I take my daughter to a decent number of movies. Some are press screenings and some are regular showings, but we see a lot of movies together. She actually has a running list of what she wants to see for the next three (or more) years. The movie she has been most excited for this summer—maybe this year—is “Ghostbusters.”
I don’t know if her enthusiasm has been due to the fact that the new movie offers four female leads or if it’s just the sort of special effects-driven action-horror-comedy thing that’s up her alley. Whatever the case, she’s wanted to see it. Due to conflicts in her schedule, she wasn’t able to attend the press screening (and out of solidarity, I didn’t go either), but we saw it opening weekend and she loved it.

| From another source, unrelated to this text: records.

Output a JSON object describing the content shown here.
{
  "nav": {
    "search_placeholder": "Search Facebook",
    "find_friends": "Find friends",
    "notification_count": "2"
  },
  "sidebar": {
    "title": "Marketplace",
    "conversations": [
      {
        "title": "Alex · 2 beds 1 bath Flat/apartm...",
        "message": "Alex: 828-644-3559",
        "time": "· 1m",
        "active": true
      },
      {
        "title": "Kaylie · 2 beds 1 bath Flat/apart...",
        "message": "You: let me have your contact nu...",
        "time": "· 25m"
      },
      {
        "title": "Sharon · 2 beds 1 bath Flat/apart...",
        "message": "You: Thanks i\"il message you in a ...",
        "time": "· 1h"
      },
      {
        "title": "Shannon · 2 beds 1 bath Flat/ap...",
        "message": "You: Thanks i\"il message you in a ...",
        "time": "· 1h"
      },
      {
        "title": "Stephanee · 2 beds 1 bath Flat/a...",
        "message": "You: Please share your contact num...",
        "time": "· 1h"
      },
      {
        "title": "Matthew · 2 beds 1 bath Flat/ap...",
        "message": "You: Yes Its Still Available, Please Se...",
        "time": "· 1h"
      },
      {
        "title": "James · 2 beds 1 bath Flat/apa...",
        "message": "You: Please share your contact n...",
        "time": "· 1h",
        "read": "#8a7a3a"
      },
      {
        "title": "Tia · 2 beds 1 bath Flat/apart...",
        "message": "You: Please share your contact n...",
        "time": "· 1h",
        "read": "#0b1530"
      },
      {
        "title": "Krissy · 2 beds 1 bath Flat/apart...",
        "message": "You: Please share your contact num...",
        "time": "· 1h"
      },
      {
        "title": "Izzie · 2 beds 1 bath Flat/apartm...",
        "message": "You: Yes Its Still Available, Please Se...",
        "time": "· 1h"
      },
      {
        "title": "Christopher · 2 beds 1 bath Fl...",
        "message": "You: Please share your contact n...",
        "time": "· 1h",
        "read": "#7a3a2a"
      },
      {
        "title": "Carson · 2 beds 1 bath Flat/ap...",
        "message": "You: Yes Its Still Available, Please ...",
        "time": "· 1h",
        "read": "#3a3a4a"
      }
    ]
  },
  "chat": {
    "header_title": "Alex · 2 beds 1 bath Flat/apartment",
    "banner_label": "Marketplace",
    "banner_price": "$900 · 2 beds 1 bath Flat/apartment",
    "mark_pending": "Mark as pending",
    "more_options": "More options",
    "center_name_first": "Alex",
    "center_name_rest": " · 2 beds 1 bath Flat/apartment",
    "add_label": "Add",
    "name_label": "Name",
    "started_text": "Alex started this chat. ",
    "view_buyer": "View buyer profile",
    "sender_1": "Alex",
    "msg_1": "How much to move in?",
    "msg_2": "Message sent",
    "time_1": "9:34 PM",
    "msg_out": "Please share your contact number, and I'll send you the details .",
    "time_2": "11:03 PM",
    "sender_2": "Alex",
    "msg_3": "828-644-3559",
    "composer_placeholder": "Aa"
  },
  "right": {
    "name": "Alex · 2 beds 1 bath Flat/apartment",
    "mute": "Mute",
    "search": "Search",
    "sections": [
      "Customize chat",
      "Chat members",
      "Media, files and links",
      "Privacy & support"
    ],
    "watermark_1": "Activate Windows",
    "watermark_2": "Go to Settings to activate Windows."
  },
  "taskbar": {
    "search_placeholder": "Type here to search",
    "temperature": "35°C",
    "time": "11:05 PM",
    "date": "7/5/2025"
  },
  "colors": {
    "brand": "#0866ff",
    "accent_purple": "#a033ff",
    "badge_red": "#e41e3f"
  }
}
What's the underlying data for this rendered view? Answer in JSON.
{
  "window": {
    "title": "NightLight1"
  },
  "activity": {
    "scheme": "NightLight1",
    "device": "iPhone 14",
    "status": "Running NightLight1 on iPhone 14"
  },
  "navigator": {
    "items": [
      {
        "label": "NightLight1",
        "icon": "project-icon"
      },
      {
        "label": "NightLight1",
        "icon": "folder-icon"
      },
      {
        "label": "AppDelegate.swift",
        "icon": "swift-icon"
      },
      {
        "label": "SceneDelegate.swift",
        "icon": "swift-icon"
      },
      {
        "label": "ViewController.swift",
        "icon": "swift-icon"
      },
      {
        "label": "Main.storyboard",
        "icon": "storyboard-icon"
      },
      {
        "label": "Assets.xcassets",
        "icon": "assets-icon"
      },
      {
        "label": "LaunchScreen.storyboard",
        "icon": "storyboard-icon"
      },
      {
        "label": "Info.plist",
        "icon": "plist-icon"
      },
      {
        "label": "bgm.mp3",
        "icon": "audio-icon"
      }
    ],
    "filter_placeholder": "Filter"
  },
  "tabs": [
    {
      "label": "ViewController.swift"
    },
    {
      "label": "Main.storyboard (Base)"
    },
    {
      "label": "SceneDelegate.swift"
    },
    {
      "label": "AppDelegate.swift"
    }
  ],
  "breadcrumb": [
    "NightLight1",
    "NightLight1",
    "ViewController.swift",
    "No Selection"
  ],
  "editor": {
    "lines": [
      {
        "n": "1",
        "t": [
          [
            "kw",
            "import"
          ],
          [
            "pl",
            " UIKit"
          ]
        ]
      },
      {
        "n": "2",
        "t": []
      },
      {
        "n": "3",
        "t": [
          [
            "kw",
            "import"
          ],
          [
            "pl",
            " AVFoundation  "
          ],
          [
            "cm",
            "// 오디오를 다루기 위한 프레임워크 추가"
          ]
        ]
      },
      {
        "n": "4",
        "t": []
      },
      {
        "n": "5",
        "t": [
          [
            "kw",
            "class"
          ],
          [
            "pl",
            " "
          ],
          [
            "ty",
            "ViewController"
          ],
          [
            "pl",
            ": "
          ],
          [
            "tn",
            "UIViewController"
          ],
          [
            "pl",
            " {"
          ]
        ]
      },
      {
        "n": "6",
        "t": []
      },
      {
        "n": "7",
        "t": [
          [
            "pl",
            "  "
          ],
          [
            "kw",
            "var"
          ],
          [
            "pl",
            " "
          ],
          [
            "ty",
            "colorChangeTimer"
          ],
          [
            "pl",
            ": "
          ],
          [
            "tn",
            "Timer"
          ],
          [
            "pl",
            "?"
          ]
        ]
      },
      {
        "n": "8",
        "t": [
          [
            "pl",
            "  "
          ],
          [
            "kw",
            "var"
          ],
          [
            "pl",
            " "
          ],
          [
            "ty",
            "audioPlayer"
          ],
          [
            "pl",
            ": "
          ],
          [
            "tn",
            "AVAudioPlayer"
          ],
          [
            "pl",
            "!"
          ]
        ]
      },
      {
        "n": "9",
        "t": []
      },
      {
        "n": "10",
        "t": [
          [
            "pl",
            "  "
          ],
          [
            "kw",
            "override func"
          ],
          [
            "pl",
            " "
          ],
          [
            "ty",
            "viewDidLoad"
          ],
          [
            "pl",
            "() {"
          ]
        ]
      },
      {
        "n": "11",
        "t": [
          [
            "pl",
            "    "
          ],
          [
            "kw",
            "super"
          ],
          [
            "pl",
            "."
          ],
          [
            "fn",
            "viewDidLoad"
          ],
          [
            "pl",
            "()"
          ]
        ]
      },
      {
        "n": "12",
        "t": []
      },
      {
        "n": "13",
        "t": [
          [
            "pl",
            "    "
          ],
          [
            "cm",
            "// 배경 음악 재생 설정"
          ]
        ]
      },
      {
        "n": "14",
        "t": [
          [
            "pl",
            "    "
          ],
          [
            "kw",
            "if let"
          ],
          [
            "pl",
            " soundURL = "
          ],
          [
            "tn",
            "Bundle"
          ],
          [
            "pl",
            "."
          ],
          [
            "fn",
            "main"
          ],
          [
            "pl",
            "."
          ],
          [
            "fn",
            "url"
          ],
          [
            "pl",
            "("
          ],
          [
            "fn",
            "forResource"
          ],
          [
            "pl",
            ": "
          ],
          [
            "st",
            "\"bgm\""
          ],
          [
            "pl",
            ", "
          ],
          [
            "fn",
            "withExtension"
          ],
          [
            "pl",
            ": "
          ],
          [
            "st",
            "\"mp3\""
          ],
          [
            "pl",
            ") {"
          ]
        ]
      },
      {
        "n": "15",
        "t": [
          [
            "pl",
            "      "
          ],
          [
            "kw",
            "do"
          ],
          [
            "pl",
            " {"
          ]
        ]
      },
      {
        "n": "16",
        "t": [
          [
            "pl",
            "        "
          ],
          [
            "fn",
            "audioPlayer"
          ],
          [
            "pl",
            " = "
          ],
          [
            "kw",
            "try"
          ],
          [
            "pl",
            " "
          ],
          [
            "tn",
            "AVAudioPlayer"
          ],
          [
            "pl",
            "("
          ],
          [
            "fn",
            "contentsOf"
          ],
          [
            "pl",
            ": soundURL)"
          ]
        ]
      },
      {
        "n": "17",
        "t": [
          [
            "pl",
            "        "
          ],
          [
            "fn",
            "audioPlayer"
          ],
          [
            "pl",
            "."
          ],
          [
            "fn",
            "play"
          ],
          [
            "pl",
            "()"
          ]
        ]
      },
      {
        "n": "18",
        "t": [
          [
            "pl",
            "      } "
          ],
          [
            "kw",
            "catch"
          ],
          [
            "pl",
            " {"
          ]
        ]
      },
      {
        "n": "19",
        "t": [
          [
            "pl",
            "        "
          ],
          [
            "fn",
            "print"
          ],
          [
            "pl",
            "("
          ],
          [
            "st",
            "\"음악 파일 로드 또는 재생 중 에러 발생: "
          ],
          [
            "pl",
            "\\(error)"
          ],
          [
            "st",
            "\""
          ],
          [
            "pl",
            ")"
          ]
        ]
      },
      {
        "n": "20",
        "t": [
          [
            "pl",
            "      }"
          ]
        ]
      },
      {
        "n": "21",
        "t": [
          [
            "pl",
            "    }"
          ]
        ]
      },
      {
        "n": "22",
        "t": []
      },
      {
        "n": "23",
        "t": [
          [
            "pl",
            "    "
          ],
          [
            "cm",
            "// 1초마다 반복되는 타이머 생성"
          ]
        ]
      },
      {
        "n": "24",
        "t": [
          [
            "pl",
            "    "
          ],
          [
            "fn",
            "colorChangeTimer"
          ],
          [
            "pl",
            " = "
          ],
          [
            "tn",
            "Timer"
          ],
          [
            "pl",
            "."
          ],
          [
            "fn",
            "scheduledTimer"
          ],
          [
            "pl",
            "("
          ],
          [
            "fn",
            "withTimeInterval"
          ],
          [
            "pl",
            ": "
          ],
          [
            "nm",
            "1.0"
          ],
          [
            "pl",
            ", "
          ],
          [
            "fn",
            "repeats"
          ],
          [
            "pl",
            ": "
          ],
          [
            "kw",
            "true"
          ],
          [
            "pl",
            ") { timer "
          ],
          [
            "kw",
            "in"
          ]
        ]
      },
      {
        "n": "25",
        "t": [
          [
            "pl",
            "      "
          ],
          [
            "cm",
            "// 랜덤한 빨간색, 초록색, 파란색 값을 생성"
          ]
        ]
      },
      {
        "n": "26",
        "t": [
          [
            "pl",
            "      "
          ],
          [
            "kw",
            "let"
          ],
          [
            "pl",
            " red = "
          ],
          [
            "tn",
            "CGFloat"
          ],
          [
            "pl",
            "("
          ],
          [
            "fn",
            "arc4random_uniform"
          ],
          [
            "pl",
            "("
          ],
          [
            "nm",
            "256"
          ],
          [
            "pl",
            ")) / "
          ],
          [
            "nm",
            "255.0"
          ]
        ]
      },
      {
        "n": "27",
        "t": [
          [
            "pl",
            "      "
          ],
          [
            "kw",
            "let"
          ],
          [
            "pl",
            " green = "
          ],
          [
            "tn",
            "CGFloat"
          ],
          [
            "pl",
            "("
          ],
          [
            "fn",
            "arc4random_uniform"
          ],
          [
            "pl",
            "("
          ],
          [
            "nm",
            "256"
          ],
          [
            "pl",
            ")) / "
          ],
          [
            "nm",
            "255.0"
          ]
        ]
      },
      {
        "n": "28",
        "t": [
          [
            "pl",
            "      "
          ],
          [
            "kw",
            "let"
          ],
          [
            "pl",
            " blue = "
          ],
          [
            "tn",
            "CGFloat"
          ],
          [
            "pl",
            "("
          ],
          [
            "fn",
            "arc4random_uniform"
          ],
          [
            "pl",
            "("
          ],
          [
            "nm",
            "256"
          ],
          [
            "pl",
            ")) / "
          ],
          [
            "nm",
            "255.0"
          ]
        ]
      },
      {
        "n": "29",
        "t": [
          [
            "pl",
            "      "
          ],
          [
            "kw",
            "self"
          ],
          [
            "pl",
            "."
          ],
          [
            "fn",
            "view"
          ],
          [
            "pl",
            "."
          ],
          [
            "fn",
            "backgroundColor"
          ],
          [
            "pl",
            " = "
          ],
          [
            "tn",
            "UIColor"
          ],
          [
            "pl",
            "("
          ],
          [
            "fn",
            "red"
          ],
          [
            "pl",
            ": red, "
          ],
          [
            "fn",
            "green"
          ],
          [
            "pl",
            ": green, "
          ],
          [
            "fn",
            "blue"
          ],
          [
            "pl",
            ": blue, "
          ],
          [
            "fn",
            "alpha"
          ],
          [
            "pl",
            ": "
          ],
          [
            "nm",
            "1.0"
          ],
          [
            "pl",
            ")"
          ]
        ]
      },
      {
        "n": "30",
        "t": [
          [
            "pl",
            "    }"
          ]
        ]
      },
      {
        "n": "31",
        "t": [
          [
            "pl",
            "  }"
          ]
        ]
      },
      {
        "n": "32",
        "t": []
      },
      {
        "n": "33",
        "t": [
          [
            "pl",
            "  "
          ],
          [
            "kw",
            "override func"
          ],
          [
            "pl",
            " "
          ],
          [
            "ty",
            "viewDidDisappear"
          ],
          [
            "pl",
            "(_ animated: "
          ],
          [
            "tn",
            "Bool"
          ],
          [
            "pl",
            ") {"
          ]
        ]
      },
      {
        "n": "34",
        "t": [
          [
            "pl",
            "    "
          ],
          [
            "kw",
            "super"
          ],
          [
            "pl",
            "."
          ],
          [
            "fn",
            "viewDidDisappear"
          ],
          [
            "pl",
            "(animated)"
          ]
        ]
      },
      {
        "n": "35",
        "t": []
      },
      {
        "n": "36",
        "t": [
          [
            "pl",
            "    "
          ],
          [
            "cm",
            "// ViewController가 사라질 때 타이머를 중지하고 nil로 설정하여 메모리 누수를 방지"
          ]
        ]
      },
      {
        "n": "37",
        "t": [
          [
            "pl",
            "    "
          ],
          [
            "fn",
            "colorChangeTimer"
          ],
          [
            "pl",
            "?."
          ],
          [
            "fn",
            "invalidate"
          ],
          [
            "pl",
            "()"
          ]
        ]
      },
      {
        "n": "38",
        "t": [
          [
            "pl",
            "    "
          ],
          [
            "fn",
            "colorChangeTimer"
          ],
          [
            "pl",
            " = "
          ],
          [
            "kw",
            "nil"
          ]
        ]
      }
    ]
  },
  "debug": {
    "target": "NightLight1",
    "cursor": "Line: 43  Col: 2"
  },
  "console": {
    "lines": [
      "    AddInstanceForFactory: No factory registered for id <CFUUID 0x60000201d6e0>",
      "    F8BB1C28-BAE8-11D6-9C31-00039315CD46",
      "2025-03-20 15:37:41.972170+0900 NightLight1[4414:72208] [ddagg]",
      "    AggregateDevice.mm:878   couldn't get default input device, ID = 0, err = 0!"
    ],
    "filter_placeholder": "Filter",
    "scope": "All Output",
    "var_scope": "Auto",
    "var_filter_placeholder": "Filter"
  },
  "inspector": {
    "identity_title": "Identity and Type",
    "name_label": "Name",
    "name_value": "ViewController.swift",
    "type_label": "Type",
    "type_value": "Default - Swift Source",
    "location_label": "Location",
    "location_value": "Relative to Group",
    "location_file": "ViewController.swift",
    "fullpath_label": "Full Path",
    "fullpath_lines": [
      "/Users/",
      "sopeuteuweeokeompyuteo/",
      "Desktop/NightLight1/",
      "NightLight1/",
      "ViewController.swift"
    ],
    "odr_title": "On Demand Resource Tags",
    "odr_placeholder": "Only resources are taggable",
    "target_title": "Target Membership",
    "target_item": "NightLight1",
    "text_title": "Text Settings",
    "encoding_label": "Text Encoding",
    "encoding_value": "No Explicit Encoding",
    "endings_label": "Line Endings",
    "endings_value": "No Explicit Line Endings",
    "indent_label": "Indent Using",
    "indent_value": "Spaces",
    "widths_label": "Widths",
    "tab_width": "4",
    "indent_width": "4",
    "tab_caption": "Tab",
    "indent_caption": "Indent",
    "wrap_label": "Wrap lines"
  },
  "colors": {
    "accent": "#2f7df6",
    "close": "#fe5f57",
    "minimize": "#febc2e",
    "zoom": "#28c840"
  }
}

As with just about everyone who has been following the film’s production, I have a more complicated set of feelings surrounding the movie. I want all movies to be good (why would I ever want to sit through a bad film?), but I really wanted “Ghostbusters” to knock it out of the park. “Ghostbusters” I wanted to be good so my daughter could have the same joy watching it in the theater that I had watching the original. I wanted it to be good so that she wouldn’t find herself in a world full of people saying, “See, making this movie with women was a dumb idea. Why did anyone ever think women could lead this film?”
I don’t believe that all the hate surrounding the new movie is about the women leads. I think that no small part of it is a general dissatisfaction in some corners that Hollywood would dare touch something sacred from their childhood. That is a less offensive sentiment, but still silly. Hollywood is going to remake a movie if they think there’s a benefit to dong so. There are remakes of “The Magnificent Seven” and “Ben-Hur” coming out later this year and while many view the 1960 “Magnificent Seven” and 1959 “Ben-Hur” as legendary films which shouldn’t be touched, both those stories had already been told on film.
That background seems necessary before I continue. Below is a brief review of the film, but it’s a review that requires the preface.
The new “Ghostbusters,” in the end, isn’t perfect, but it really is a whole lot of fun. Kate McKinnon absolutely steals the movie as Jillian Holtzmann. Every time she’s on screen, she’s doing or saying something ludicrous and it’s great. The problem with it is that while she’s funny, she’s also playing it differently than every other member of the cast. Leslie Jones’ Patty Tolan nearly gets to the comedic pitch of Holtzmann, but Kristen Wiig and Melissa McCarthy as Erin Gilbert and Abby Yates, respectively, are much more sedate. I don’t mean “not good” by that, just much more sedate. Chris Hemsworth, who plays receptionist Kevin, is utterly hysterical, but still not quite Holtzmann hysterical.
Frankly, the cast is great. There are cameos and bit parts and everyone is good, but the four women are definitely in charge. I would love to see another “Ghostbusters” with them wearing the suits.
I would also hope that it offers a better story. Neil Casey isn’t given very much to do as bad guy, Rowan. He has some plans that he’s thought out but which never seem all that intricate or involved. We may learn what he wants to do, but there’s less on what that will accomplish. The whole thing involves ley lines, but they’re brought in almost after the fact, not gone into in depth, and quickly dismissed.
Put another way, this “Ghostbusters” feels like an origin story; the first tale in larger saga. It spends a lot of time with the forming of the group and them learning how to fight ghosts rather than building up the end game.
Certainly, “Ghostbusters” goes effects heavy in the climactic battle and I could have done with about a minute less at the end of it, but it was still fun. I really think that’s the biggest takeaway from Paul Feig’s film – it’s fun. It may not go down as being as iconic a film the 1984 one, but from start to finish it’s a good time.
I will leave you with this thought – “Ghostbusters” made me cry. At the end of the movie, when the team is celebrating their win, I cried. My daughter was overjoyed with it, perhaps more so than she was with “Captain America: Civil War.” I don’t know if it struck her that in the lead-up to the film so many people spewed such venom towards something that they hadn’t seen, that a percentage of those people thought that the film shouldn’t be made due to the female cast, or if she has really experienced that sort of hate (I hope not).
What I do know is that as these Ghostbusters stood there being celebrated by the city of New York, she saw these four people as heroes. They were women and they were heroes and there was absolutely no sense that being one could possibly diminish their ability to be the other.
photo credit: Sony Pictures